[Opening Entries supplied section]

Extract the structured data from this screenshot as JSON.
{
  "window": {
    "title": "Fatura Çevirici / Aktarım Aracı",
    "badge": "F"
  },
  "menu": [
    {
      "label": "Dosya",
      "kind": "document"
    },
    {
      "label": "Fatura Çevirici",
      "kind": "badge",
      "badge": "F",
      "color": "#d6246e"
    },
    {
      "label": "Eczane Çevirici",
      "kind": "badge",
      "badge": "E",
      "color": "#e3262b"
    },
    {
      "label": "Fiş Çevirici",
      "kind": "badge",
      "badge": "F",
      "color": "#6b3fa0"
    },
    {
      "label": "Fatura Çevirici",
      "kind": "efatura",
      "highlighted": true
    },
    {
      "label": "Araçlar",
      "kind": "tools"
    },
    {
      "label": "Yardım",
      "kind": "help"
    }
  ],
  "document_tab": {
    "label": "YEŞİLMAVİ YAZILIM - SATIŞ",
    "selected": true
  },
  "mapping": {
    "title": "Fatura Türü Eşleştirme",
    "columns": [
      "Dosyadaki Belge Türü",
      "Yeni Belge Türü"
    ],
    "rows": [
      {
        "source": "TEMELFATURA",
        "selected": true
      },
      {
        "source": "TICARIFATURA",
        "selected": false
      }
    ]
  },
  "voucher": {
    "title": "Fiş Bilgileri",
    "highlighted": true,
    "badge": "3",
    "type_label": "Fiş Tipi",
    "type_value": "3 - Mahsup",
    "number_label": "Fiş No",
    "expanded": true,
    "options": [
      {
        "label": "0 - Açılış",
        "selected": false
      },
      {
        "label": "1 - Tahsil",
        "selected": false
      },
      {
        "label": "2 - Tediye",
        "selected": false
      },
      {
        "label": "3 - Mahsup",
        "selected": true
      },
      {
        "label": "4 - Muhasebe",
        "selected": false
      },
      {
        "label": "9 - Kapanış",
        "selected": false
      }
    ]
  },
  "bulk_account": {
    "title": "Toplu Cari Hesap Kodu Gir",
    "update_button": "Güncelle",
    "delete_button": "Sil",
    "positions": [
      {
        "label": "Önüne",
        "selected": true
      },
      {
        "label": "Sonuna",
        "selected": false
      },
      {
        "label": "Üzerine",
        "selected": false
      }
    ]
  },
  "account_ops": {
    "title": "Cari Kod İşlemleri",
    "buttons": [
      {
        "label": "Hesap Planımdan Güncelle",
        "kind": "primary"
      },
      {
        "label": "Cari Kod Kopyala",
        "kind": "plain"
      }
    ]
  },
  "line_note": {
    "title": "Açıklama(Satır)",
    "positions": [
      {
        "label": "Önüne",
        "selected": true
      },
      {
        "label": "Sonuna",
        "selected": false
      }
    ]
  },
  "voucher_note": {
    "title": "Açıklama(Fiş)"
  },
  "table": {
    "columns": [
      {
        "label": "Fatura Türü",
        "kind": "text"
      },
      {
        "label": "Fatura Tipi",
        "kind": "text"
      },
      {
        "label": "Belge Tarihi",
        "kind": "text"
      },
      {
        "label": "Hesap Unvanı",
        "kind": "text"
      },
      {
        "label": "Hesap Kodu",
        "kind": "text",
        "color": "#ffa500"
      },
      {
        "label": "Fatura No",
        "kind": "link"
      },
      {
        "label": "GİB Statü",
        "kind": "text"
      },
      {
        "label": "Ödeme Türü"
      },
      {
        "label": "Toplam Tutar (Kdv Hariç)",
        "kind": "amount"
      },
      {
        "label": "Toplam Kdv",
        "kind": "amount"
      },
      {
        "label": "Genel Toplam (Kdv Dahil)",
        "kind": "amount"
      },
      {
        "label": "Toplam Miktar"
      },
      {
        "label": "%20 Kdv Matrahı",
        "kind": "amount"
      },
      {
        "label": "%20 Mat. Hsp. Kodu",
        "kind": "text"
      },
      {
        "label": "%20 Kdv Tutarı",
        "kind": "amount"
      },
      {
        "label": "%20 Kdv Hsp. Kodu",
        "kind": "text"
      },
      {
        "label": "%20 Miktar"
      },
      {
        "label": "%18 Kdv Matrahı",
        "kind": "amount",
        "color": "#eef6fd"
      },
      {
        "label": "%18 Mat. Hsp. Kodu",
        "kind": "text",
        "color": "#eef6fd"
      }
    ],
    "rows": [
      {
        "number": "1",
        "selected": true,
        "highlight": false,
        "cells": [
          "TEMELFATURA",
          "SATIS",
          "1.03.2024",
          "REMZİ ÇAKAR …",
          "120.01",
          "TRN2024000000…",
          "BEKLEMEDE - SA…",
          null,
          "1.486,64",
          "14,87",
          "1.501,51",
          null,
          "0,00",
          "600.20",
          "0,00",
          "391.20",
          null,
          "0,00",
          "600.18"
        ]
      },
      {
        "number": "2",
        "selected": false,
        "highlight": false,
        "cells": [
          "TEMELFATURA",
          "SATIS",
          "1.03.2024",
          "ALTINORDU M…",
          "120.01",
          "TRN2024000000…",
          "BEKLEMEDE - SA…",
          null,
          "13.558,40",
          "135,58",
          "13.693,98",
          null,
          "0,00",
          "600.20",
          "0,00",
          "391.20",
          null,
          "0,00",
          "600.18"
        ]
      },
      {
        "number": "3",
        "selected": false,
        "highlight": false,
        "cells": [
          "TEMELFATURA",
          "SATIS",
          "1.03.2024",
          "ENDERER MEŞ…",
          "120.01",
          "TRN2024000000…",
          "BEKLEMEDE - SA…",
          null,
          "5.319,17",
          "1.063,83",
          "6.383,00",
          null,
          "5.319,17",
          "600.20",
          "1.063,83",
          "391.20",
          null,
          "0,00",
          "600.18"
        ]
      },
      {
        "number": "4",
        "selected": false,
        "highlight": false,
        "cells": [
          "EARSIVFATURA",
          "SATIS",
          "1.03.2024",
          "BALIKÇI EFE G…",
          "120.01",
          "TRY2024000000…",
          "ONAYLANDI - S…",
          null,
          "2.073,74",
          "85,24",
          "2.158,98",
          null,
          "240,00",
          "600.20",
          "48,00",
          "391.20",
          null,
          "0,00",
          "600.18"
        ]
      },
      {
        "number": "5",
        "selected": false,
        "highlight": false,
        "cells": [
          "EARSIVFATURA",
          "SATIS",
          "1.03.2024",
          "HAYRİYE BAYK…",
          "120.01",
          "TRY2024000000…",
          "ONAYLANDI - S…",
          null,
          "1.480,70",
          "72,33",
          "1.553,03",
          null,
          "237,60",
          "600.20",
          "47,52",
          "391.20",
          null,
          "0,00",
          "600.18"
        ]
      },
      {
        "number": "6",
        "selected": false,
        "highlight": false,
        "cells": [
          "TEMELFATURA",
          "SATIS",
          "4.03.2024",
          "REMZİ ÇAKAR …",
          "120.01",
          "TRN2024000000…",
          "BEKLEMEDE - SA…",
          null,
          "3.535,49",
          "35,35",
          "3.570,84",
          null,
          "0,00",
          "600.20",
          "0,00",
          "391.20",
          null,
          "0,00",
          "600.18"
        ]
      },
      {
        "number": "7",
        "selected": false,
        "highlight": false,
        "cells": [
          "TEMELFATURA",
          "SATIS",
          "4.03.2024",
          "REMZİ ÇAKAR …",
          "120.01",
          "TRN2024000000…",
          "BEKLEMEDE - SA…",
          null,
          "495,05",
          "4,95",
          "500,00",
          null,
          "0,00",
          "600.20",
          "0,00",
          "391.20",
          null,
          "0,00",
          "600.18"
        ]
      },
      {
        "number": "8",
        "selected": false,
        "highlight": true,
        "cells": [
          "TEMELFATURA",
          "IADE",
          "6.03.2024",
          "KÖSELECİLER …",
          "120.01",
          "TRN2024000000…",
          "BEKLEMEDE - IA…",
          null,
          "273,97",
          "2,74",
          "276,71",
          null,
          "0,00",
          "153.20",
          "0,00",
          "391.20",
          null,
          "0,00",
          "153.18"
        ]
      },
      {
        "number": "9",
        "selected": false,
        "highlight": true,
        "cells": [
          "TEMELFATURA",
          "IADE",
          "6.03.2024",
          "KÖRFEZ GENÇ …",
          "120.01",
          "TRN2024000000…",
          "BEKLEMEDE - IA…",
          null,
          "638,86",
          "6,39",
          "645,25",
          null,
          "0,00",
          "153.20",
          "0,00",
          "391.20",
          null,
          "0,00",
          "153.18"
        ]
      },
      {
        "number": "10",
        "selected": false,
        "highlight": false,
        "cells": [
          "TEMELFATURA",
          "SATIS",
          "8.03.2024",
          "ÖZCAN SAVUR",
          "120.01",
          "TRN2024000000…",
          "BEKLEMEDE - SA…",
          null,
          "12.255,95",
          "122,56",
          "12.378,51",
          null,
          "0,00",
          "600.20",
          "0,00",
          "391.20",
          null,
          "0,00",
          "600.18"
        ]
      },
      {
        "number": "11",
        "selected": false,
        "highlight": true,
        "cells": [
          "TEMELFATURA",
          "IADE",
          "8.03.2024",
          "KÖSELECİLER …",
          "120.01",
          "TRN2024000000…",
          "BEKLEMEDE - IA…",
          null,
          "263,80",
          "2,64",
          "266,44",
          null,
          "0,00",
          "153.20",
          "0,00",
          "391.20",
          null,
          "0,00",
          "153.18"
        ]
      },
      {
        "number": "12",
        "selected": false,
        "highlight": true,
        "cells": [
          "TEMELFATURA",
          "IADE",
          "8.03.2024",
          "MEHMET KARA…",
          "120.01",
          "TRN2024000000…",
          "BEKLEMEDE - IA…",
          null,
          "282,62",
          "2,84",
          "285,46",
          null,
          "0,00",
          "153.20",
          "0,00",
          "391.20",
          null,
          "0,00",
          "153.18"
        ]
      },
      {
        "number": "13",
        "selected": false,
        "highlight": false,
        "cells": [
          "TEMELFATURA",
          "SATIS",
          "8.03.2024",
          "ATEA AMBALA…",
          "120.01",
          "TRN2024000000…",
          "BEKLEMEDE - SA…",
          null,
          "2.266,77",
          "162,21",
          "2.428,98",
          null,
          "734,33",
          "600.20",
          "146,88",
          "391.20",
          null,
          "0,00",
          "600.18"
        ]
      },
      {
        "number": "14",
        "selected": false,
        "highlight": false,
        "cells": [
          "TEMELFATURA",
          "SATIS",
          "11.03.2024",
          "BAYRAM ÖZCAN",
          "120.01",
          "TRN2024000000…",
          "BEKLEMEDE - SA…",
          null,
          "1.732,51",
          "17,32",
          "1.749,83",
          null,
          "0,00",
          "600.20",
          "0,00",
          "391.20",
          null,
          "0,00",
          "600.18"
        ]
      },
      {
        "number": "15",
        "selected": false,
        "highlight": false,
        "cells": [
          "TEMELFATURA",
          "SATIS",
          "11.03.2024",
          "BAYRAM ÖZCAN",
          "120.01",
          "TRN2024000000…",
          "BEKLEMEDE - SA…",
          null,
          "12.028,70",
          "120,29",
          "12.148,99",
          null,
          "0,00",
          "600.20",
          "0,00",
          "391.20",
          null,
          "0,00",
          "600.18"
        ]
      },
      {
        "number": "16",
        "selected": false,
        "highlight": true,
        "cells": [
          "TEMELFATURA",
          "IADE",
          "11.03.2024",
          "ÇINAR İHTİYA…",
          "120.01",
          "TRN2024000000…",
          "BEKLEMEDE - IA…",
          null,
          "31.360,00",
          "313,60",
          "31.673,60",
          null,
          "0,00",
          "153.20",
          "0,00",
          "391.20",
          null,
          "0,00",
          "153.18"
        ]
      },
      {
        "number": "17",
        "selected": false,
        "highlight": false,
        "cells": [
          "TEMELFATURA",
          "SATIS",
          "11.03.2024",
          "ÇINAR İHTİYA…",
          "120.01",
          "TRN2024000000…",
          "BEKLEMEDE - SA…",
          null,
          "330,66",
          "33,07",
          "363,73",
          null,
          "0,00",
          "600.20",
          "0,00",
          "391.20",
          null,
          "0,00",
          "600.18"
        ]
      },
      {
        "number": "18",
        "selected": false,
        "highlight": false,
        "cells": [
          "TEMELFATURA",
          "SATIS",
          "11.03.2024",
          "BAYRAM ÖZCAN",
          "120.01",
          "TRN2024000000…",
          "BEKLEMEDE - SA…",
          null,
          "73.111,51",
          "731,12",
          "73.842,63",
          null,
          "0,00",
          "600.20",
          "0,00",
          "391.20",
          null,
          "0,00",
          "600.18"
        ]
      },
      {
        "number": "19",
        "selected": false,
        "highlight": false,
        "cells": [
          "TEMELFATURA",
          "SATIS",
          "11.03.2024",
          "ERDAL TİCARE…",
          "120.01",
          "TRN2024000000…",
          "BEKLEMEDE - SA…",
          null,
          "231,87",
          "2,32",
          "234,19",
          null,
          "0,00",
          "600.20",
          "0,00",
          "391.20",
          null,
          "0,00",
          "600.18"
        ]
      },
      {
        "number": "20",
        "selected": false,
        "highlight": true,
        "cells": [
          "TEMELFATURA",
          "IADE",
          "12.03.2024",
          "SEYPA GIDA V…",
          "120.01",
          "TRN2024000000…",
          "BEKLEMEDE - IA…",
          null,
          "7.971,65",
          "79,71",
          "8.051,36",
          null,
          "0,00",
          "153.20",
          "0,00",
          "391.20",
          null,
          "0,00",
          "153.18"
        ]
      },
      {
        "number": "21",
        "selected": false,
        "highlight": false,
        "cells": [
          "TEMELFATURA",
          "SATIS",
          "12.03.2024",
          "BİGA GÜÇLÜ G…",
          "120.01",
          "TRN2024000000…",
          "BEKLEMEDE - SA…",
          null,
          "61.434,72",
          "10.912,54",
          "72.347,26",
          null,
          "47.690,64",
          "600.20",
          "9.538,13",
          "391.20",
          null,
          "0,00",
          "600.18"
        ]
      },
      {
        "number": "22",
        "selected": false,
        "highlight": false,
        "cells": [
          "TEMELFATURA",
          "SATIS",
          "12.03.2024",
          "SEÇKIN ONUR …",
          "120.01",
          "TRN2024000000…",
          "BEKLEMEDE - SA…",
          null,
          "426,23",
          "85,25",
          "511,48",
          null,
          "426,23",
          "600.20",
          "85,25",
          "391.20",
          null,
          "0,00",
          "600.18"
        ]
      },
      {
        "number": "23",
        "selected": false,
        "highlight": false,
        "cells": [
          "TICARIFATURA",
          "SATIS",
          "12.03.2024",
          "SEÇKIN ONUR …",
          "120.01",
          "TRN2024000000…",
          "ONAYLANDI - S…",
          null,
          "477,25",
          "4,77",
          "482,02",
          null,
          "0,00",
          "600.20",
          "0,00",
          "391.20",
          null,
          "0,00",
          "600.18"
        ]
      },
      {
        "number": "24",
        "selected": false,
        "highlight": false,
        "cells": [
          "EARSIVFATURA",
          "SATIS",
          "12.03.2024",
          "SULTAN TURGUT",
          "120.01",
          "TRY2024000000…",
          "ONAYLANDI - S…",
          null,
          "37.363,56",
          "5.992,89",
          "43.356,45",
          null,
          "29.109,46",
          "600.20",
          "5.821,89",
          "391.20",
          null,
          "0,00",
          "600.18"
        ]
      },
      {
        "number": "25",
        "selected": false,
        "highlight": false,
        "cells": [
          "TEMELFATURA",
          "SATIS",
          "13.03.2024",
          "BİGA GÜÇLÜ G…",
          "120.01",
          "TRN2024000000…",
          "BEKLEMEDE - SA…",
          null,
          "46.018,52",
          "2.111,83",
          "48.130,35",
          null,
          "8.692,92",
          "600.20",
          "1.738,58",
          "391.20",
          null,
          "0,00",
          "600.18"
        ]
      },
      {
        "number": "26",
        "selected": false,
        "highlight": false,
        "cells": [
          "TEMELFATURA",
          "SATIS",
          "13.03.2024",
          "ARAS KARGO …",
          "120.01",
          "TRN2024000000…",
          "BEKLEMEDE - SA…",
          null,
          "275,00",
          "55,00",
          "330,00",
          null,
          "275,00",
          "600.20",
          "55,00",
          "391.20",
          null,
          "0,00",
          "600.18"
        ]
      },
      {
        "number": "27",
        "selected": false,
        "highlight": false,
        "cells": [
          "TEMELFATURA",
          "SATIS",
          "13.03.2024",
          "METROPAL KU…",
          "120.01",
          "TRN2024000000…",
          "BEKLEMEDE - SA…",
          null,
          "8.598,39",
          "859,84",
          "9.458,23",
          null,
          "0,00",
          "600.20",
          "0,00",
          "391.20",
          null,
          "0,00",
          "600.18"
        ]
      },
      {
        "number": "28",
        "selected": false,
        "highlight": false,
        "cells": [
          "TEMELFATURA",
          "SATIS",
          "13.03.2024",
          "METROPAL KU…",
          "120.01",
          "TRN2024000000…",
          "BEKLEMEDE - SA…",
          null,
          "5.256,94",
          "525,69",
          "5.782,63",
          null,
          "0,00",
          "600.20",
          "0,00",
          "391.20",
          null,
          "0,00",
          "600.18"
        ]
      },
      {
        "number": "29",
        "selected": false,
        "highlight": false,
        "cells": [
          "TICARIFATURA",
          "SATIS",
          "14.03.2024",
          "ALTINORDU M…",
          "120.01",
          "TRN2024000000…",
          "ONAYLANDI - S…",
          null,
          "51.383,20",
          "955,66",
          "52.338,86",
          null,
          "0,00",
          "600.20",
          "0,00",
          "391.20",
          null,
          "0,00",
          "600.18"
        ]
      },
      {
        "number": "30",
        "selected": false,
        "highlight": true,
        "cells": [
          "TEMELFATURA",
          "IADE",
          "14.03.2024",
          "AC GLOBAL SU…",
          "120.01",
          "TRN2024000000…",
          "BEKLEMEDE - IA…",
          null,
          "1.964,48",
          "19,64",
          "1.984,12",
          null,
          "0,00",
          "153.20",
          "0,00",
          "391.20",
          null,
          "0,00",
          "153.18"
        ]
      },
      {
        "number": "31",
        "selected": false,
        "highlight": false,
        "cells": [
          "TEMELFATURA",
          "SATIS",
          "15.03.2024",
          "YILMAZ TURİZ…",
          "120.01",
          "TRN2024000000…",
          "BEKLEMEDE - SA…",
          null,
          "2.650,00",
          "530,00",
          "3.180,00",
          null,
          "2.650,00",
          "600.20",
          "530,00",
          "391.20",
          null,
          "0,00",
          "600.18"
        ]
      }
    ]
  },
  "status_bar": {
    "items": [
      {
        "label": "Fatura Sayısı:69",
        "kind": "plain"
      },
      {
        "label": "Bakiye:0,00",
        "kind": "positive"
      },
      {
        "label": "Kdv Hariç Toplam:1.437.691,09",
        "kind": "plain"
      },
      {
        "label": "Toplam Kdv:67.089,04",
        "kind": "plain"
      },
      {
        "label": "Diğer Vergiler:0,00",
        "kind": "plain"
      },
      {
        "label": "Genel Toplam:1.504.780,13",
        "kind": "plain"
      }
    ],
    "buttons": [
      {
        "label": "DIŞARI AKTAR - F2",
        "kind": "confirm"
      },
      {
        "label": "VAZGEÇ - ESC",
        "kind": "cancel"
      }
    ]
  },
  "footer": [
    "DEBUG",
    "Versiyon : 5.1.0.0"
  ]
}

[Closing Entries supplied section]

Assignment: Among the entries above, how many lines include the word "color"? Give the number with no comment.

Response for this exercise: 6